Exercise requirements = Look for "image" in the material below and show each line that contains it.

--------------------

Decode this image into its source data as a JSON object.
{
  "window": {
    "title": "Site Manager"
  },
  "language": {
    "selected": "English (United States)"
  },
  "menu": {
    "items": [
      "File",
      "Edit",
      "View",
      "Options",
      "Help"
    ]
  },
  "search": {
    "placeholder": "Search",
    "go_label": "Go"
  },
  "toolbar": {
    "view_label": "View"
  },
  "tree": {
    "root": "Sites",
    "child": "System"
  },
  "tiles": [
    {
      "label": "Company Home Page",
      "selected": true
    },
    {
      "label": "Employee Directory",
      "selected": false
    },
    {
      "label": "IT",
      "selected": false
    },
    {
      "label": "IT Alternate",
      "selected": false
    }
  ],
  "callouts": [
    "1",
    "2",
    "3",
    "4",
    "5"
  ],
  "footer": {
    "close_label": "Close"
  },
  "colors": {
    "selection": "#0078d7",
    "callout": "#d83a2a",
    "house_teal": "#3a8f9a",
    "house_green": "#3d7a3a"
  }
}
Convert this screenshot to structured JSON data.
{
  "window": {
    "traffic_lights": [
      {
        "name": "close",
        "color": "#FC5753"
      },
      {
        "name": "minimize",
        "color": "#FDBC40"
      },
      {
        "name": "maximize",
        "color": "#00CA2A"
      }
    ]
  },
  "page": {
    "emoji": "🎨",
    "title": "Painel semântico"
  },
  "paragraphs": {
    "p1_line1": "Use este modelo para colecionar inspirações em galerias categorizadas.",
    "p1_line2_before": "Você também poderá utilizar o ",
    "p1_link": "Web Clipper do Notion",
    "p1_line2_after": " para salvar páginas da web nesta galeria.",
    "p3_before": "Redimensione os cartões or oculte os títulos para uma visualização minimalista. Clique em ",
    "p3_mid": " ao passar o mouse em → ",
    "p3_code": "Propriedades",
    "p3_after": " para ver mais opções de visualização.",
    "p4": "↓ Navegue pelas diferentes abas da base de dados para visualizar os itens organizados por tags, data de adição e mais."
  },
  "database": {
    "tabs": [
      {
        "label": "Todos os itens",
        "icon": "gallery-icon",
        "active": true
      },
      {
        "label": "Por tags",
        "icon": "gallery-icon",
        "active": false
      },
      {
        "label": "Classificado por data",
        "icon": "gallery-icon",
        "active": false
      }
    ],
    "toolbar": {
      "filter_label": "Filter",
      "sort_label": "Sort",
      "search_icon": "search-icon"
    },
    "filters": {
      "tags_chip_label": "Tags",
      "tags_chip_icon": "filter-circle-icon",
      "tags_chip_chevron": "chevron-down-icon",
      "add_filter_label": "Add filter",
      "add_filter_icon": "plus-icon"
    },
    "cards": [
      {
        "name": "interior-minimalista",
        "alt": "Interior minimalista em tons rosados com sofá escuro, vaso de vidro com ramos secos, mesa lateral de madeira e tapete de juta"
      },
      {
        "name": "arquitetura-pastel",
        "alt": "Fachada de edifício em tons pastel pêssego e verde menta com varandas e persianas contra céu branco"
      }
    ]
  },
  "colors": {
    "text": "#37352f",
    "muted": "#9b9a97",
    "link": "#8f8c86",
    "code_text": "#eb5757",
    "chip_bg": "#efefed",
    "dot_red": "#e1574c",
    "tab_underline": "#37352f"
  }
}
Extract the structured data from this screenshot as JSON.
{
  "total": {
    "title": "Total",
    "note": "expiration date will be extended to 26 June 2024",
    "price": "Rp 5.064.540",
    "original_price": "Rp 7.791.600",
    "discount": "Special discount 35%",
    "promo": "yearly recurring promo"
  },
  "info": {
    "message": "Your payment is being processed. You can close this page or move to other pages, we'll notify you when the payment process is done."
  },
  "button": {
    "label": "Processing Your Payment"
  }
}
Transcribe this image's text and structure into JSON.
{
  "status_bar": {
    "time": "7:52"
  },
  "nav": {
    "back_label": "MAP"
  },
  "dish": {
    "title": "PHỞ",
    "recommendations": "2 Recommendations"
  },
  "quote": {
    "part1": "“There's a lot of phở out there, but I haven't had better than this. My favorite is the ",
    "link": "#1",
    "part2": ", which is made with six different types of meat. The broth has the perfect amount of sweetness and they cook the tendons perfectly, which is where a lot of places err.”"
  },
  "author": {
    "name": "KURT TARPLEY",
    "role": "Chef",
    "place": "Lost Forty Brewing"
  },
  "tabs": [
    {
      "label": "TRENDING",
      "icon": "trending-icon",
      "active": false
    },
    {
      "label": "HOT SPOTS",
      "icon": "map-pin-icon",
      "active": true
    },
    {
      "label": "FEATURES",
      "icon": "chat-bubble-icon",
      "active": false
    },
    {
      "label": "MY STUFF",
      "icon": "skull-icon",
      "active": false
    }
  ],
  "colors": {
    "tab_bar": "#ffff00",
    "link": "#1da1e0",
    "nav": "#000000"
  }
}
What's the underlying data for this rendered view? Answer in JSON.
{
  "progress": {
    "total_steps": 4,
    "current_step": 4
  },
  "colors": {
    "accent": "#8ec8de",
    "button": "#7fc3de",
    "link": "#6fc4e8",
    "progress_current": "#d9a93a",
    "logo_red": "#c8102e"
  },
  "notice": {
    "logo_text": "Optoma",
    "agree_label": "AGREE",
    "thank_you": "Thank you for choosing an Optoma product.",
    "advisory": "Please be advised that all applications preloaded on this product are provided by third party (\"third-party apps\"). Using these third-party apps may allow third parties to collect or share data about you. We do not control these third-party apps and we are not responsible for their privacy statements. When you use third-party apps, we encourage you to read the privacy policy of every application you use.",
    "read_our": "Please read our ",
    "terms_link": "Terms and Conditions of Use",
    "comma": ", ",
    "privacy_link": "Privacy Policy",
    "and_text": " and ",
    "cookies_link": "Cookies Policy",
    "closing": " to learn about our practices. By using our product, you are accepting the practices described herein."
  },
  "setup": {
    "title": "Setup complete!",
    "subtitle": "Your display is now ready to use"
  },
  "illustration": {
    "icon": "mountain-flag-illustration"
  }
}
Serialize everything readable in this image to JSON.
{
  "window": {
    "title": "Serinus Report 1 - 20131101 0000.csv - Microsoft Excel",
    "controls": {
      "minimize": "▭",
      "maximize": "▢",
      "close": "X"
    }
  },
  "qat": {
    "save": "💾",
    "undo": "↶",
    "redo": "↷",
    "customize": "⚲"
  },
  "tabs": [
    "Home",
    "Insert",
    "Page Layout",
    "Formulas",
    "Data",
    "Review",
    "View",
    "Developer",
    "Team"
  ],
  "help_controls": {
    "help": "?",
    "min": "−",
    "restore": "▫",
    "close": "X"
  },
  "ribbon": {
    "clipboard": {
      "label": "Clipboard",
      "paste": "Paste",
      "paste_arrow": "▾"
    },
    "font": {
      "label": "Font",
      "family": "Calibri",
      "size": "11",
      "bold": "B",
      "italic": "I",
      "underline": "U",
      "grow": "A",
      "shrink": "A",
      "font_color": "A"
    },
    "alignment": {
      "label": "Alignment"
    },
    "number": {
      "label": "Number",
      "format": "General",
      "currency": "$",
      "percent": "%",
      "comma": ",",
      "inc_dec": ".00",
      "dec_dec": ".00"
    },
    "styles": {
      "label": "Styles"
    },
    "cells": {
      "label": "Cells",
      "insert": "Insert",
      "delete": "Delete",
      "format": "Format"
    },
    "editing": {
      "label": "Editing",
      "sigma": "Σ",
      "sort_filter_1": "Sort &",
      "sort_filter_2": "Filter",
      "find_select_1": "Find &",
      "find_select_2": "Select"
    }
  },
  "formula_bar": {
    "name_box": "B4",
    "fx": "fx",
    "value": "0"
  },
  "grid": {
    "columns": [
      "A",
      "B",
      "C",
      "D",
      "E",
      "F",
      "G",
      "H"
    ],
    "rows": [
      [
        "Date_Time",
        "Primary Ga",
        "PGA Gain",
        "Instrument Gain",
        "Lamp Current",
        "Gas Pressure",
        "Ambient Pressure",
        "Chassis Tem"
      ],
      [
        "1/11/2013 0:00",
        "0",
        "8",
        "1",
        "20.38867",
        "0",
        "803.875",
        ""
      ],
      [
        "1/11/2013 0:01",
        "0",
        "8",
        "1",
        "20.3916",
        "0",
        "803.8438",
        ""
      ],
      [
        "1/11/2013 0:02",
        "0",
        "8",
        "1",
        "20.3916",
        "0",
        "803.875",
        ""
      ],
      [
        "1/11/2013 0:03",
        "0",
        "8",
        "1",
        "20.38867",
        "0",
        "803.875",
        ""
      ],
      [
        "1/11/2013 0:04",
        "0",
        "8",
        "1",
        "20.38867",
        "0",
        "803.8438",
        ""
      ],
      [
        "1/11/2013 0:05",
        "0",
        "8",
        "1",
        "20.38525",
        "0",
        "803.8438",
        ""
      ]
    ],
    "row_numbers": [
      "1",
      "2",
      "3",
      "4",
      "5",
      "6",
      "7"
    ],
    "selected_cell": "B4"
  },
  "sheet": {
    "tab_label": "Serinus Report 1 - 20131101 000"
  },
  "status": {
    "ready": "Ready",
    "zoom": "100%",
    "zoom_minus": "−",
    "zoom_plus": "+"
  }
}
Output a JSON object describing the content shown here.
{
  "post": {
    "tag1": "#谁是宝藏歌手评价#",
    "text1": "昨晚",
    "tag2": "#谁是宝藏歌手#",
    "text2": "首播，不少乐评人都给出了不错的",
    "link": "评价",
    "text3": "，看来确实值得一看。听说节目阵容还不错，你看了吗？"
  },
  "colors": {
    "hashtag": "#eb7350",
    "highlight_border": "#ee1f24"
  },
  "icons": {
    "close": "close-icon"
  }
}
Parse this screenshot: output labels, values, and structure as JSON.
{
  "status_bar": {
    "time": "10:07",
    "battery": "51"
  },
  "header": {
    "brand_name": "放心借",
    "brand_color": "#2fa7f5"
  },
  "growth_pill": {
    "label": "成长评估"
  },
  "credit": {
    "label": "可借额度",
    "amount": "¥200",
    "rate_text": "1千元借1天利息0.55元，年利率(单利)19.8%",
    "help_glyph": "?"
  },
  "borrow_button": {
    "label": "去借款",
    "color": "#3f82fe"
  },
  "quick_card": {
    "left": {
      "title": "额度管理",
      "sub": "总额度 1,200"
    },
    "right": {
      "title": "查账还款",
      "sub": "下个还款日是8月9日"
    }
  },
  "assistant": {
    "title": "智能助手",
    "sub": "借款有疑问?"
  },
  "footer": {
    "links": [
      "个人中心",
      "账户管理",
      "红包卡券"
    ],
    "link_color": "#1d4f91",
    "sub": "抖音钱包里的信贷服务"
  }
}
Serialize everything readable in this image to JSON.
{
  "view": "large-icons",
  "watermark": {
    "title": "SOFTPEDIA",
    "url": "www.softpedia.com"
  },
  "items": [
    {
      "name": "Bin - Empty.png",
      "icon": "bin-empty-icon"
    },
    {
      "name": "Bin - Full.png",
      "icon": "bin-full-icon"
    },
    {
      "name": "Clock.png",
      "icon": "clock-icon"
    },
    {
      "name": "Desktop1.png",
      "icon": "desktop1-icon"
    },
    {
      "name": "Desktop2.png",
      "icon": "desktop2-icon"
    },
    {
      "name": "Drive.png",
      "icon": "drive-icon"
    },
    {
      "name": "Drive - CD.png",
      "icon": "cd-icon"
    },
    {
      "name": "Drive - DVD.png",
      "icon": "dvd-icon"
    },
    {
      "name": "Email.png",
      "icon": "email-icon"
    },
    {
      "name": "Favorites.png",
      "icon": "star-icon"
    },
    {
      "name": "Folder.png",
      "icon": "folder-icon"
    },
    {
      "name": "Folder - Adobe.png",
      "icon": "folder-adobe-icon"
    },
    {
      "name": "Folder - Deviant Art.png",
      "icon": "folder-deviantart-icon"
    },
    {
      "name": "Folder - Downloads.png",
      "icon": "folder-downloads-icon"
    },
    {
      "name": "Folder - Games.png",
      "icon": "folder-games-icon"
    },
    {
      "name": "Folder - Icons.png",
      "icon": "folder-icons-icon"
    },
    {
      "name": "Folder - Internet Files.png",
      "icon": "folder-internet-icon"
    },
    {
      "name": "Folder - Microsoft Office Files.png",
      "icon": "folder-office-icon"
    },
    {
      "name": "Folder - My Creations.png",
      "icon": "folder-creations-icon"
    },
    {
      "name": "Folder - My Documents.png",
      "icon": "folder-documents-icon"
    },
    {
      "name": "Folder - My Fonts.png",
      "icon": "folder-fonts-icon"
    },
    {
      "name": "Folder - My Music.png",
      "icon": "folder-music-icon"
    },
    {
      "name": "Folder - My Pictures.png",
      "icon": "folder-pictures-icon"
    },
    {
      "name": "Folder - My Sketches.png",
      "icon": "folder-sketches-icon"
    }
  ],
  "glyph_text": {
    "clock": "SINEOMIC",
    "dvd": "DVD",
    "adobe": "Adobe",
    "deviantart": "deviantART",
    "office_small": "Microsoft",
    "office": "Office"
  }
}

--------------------

Solved problem =
Decode this image into its source data as a JSON object.
Transcribe this image's text and structure into JSON.
Serialize everything readable in this image to JSON.
Serialize everything readable in this image to JSON.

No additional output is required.